Comment on Sonnet 18
Sonnet 18 is Shakespeare’s best known poem in all of his 154 sonnets. It is a typical Shakespearean sonnet which consists of three four-lined stanzas followed by a couplet, and has the characteristic rhyme scheme: abab cdcd efef gg. This sonnet aims at praising the eternal power of man by describing the instability of the nature.
First, the poet compares his friend as “a summer’s day”, and then he says his
friend is “more lovely and more temperate” than the summer. He lists a lot of negative
images to show the instability of the summer. It is short---“summer’s lease hath all too

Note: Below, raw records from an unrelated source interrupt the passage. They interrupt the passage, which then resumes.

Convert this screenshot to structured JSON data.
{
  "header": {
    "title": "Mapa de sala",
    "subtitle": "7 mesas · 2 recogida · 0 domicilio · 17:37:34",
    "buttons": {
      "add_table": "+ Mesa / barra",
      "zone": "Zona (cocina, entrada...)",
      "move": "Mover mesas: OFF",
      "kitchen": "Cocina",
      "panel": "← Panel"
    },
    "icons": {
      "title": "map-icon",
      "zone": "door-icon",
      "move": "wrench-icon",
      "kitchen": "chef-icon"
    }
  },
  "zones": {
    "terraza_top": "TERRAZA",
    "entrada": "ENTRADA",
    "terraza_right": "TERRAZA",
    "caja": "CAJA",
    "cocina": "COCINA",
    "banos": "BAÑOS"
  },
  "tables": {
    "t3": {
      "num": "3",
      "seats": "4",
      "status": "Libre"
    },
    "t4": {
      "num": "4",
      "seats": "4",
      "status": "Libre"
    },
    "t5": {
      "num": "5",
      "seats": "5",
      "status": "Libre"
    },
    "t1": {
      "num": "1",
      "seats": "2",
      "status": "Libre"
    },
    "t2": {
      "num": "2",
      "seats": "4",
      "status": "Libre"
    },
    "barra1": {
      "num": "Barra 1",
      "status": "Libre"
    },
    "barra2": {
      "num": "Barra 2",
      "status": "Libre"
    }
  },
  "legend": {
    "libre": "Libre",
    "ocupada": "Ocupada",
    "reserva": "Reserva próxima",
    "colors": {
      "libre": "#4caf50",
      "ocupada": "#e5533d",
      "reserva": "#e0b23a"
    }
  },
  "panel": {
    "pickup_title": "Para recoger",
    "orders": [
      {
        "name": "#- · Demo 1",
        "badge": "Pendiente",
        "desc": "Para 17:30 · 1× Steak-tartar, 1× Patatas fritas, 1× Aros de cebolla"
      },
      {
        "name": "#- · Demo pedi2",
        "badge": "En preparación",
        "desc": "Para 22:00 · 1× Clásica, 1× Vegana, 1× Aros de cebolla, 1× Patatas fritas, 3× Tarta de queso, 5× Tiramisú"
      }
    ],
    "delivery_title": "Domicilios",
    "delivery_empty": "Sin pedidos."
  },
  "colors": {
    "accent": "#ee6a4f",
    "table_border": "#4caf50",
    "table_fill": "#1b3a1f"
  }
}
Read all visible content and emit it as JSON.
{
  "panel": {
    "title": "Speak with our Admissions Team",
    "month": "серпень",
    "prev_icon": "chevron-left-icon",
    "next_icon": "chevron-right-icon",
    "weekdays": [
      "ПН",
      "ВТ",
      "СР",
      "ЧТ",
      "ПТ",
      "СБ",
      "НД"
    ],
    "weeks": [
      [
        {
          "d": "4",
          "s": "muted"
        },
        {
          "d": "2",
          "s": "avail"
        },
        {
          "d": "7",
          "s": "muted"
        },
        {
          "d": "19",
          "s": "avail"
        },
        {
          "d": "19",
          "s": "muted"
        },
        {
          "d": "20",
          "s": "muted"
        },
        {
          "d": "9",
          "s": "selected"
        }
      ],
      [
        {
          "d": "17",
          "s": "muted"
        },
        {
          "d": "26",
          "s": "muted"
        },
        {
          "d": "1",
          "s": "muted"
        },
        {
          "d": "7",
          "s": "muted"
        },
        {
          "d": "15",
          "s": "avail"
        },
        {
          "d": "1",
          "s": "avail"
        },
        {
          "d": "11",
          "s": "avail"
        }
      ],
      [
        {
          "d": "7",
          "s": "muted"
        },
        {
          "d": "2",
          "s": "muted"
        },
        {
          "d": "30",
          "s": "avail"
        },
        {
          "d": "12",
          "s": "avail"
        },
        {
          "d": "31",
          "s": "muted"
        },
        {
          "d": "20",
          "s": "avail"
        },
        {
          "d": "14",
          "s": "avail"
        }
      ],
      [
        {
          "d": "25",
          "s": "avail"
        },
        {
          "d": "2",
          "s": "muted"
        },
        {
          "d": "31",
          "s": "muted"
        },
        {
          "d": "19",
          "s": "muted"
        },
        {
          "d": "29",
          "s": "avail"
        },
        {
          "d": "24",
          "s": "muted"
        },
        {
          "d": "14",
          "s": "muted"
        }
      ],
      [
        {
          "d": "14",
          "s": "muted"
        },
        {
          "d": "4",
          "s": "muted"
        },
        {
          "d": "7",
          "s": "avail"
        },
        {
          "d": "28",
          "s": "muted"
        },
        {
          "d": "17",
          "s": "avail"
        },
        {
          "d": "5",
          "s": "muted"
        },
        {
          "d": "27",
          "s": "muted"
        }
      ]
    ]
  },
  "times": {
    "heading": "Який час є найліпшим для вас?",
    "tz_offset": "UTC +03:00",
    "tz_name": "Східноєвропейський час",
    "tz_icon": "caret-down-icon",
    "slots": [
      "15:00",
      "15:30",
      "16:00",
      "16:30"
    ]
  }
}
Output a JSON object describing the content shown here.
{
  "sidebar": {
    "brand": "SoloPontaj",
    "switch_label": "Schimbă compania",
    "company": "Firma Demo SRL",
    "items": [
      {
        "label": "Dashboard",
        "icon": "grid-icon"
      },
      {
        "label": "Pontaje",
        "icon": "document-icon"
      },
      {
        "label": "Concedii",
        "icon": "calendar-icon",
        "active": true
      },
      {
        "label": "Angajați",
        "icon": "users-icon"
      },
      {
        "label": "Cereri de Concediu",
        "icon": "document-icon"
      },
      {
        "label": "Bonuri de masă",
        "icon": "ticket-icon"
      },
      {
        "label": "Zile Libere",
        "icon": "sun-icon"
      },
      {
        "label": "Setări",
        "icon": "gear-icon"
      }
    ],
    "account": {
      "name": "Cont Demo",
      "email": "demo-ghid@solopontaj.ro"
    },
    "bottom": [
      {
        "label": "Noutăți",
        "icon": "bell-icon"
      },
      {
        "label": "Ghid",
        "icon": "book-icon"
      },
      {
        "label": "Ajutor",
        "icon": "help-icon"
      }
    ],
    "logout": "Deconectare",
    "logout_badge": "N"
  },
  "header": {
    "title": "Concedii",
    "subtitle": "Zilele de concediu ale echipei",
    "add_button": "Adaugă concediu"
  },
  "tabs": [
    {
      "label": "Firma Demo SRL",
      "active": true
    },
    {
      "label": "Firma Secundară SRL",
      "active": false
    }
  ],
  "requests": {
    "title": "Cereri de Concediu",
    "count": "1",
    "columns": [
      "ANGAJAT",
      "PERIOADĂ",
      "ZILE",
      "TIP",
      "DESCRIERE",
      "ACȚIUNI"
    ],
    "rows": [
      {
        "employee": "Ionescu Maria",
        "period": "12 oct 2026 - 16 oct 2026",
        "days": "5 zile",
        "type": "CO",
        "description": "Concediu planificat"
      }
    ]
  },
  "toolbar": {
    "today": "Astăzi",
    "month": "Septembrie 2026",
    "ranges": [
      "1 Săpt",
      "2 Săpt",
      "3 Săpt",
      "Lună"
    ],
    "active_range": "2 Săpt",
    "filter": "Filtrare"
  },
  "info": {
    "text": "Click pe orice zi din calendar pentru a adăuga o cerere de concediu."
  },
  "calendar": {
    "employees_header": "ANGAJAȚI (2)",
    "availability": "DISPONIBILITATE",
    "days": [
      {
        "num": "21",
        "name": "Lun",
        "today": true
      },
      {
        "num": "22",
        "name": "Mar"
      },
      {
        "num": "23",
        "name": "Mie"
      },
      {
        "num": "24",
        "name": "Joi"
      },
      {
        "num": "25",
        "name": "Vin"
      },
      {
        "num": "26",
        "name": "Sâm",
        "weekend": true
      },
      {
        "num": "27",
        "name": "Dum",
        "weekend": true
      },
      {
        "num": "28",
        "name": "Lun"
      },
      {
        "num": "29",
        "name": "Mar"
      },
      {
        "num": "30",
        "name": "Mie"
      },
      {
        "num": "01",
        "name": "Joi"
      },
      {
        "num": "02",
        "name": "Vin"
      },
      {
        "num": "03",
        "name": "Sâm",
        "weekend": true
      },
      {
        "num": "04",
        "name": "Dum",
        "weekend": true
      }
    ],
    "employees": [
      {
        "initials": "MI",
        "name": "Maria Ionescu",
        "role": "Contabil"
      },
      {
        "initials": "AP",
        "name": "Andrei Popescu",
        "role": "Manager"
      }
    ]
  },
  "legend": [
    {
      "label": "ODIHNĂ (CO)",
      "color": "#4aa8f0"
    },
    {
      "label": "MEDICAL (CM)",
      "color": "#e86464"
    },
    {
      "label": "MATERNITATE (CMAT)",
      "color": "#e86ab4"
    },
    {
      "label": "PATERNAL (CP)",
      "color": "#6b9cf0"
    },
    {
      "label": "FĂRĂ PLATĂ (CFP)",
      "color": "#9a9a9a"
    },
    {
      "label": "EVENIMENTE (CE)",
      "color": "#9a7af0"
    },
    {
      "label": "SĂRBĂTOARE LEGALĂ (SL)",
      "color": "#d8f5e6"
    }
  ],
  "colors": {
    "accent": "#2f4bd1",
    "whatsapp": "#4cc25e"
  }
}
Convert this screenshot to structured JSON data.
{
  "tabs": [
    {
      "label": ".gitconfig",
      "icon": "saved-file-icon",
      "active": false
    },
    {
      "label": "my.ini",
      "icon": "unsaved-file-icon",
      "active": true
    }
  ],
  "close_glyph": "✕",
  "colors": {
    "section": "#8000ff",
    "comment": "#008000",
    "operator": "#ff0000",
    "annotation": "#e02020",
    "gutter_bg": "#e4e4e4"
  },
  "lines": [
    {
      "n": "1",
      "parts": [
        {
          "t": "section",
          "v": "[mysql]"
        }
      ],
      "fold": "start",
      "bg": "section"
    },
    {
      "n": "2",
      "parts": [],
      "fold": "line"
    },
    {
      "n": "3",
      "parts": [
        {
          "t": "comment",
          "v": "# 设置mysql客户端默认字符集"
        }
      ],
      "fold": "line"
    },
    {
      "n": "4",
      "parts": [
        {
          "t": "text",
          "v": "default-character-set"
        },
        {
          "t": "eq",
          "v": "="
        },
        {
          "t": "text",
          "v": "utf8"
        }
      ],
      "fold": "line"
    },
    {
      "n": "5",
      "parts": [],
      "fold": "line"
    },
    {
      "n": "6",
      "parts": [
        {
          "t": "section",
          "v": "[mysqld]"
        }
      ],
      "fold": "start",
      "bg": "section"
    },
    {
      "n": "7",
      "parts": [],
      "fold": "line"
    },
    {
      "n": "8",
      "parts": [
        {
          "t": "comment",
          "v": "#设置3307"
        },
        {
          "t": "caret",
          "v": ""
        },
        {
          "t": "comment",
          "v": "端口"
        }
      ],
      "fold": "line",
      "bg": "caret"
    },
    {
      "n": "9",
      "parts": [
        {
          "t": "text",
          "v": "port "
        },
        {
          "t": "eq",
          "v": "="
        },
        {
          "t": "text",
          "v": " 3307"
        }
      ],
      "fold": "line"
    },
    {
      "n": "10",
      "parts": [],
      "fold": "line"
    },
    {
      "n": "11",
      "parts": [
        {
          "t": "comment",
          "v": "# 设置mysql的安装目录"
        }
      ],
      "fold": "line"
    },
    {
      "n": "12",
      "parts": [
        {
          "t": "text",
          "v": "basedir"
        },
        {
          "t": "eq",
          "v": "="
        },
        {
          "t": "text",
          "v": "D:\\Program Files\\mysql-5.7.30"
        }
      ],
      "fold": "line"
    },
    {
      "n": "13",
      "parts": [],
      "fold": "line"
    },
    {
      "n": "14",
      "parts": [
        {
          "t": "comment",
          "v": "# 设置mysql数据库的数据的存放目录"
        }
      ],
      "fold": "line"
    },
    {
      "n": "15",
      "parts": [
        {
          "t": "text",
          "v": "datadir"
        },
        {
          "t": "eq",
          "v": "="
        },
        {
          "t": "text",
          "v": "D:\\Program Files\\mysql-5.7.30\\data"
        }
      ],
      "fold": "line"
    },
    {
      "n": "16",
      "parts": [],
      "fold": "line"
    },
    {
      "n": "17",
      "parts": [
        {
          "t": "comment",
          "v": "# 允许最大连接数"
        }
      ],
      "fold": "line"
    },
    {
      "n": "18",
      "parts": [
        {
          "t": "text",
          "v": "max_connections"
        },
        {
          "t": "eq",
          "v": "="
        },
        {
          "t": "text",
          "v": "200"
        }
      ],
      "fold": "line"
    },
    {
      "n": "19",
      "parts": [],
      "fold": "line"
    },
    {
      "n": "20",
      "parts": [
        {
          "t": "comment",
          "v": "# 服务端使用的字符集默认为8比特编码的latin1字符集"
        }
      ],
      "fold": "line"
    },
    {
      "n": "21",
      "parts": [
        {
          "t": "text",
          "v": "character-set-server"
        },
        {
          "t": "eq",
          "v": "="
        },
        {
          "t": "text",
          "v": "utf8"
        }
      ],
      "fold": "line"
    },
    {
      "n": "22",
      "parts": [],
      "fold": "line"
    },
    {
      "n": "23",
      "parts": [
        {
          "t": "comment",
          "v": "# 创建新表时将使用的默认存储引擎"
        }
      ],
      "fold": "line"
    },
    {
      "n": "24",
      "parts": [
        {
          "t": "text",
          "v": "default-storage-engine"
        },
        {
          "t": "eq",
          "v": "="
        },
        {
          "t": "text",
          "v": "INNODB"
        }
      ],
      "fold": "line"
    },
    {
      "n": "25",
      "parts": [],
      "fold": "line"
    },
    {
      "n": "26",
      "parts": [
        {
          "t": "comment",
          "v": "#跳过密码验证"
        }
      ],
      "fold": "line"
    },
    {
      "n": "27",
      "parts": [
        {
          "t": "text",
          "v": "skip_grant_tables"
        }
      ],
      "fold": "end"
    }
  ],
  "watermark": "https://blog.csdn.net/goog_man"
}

short a date,” and sometimes the sun is too hot---“Sometime too hot the eye of heaven
shines.” The poet also uses internal rhythm to speed up the rhythm of this poem, such as in line 7, “And every fair from fair sometime declines.” Here, “fair” means beauty.
It means the beauty of summer is fading very soon. While his friend’s beauty “shall
not fade” nor “lose possession of that fair thou ow’st.” Even Death can not take him
away. In the poet’s opinion, the summer which refers to the nature is always changing, but his friend’s personality will last forever.
In conclusion, the poet compares his friend to summer, and then by describing the instability of summer to show his friend’s immortality. His purpose is to tell us
that the power of beauty comes from man. Connecting the background, the poet is praising the spirit of Renaissance---Humanism.
; Sonnet 18 “paraphrase”